Tuesday, September 30, 2008

Load Up

After all the hard work you've put into training, the last thing you want to do is sabotage it by making poor food choices leading up to race day. The most important part of your final preparation before a big race is making sure you're properly fueled in the days and hours before the race start.

The average male athlete can store about 1,500 to 1,900 calories of carbs in the blood, liver and muscles combined. Two hours of exercise can deplete glycogen levels. When you train hard on a regular basis your body never gets a chance to fully replenish its glycogen stores before they are reduced again in your next workout.

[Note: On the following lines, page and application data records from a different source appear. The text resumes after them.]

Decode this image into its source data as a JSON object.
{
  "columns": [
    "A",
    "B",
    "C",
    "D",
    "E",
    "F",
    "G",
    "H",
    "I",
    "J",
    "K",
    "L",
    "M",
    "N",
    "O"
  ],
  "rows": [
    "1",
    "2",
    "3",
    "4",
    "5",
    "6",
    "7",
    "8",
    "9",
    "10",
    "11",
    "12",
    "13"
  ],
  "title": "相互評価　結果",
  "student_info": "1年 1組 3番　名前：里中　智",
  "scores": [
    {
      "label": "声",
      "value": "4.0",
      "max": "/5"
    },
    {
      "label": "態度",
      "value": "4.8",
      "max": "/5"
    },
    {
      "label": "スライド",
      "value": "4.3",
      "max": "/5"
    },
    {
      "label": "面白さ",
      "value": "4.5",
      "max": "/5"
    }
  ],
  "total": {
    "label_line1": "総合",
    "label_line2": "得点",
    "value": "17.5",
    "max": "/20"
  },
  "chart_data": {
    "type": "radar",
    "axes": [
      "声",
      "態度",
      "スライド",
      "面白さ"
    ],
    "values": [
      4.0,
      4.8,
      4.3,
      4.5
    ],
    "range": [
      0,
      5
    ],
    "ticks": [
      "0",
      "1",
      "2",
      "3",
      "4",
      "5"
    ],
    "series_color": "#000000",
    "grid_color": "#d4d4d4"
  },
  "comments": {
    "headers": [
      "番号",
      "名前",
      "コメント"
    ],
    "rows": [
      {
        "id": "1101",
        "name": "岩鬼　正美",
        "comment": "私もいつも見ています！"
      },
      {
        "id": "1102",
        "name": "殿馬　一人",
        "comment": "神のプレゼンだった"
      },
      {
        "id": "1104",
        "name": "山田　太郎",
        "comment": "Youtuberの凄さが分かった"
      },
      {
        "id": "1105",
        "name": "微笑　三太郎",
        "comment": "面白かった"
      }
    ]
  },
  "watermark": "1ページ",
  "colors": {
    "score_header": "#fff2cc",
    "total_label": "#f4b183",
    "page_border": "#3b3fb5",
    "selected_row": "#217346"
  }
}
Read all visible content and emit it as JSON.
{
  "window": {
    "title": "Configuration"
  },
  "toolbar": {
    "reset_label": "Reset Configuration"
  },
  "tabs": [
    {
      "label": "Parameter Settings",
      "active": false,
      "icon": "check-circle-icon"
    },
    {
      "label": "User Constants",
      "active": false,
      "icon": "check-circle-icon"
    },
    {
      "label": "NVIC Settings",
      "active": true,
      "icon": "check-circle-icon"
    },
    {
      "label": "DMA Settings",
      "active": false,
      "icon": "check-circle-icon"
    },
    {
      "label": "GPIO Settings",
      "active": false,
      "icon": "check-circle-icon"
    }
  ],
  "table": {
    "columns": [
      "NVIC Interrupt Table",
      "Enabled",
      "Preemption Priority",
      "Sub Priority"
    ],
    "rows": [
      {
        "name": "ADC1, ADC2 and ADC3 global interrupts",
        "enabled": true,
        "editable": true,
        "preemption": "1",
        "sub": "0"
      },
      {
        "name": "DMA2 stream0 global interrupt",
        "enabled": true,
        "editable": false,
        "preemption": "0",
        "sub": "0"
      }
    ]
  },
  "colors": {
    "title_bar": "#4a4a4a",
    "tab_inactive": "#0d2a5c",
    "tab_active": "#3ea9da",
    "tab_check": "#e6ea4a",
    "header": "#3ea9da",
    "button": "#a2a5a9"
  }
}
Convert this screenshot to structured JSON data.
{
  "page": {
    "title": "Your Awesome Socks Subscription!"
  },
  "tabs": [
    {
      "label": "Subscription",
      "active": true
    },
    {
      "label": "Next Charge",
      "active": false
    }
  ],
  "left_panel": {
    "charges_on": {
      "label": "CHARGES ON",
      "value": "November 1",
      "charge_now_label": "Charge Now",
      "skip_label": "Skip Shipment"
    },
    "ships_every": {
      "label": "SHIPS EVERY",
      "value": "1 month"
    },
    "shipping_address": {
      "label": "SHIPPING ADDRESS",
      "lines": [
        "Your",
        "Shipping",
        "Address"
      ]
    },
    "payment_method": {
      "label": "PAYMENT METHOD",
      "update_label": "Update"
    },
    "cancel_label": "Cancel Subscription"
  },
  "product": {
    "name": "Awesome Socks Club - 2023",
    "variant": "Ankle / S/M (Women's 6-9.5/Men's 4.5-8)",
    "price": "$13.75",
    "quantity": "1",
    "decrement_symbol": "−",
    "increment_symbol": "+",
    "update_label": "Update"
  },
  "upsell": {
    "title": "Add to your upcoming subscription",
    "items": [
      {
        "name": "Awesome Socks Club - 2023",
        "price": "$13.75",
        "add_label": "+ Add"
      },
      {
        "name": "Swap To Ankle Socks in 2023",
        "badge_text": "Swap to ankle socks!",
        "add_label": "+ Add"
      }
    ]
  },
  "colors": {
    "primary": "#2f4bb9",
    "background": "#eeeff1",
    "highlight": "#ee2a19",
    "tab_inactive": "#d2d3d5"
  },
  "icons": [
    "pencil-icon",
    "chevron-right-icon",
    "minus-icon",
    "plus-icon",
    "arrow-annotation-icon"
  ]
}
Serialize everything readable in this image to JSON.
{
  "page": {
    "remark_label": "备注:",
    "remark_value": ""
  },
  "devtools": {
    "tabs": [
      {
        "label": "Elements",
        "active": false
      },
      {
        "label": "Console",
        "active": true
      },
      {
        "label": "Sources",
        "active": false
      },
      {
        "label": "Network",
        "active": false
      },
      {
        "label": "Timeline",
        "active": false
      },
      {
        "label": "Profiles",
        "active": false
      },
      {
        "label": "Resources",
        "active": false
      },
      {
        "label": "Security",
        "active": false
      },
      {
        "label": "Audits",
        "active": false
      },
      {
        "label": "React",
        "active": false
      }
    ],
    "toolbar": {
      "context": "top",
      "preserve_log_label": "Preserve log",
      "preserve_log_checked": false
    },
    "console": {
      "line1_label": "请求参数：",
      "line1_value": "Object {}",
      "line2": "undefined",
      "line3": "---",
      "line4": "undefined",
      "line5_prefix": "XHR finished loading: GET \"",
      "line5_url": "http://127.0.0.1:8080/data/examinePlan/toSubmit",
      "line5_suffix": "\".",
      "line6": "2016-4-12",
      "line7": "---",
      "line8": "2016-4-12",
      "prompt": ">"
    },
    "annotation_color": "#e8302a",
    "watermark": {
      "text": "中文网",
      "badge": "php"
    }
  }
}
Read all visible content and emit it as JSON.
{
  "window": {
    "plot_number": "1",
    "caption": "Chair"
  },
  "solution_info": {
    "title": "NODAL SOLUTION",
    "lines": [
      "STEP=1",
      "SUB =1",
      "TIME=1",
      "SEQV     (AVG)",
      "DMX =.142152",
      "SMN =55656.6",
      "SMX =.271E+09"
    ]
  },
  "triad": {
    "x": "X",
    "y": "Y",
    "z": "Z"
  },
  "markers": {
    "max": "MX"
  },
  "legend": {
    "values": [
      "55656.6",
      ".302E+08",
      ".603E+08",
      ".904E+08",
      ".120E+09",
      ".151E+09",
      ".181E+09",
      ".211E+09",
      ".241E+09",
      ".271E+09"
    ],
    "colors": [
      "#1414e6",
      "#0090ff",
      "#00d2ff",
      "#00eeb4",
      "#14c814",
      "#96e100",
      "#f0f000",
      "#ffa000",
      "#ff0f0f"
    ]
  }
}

Carb-loading should start two days before the race. At rest during these two days your muscles will build up plenty of glycogen stores while you consume the proper amount of carbs. What is the proper amount of carbs for the purpose of carb-loading? You should eat about 10 grams of carbs per kg of body weight daily in the two days leading up to race day.
For example, I'm 85kg. Typically I would eat my regular diet and reduce my training load in the week before a big race. Then two days before the event I would eat about 850grams of pasta or rice per day along with some protein. (
One gram of carbohydrate equals 4 calories, so that would be 3400 calories of pasta per day!). Don't go an eat a massive bowl of pasta the night before a race and expect a miracle to happen. This will just upset your stomach and shock your body. Also, you won't need as much protein at this time because you won't be breaking down your muscles.

I will also do my pre-race warmup routine (3x1min + 3x30sec) the day before the race. This coincidentally agrees with a popular method discovered by the University of Western Australia . Follow this routine along with eating properly on the bike and I can promise you will never bonk again!


Tristan said...

What a killer man. Its amazing what different foods can do prior to race day...I used to eat grilled fish, salad and white rice (thanks to Hunky dory in bay st.). As nice as it was I had nothing in the race. So opting for a stir fry with basmati and chicken/vegies the night before made a huge difference. Its interesting that will a little experiment your race can really change. BTW, what is your NORMAL diet? (Great blog too man, loving it.) Tristan

Wade Wallace said...

I'm lucky because my wife cooks me kick ass meals a few times a week. They're very healthy and usually includes some rice or pasta along with chicken or fish. If I could only control my portion sizes...